TASK TO COMPLETE: Give every line below again, exactly.

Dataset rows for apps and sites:
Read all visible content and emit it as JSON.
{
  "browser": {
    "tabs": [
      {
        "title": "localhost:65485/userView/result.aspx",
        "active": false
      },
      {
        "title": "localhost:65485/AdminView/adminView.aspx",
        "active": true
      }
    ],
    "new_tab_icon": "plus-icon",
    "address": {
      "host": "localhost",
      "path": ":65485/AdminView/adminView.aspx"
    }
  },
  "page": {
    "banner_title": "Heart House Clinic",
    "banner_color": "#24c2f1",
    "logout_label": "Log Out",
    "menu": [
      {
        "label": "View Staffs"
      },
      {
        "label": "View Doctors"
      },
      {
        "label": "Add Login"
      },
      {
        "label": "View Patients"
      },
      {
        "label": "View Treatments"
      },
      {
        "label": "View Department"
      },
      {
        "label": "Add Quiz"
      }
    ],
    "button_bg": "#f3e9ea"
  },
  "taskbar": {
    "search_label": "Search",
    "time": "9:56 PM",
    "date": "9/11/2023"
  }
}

EXERCISE SOLUTION:
Read all visible content and emit it as JSON.
{
  "browser": {
    "tabs": [
      {
        "title": "localhost:65485/userView/result.aspx",
        "active": false
      },
      {
        "title": "localhost:65485/AdminView/adminView.aspx",
        "active": true
      }
    ],
    "new_tab_icon": "plus-icon",
    "address": {
      "host": "localhost",
      "path": ":65485/AdminView/adminView.aspx"
    }
  },
  "page": {
    "banner_title": "Heart House Clinic",
    "banner_color": "#24c2f1",
    "logout_label": "Log Out",
    "menu": [
      {
        "label": "View Staffs"
      },
      {
        "label": "View Doctors"
      },
      {
        "label": "Add Login"
      },
      {
        "label": "View Patients"
      },
      {
        "label": "View Treatments"
      },
      {
        "label": "View Department"
      },
      {
        "label": "Add Quiz"
      }
    ],
    "button_bg": "#f3e9ea"
  },
  "taskbar": {
    "search_label": "Search",
    "time": "9:56 PM",
    "date": "9/11/2023"
  }
}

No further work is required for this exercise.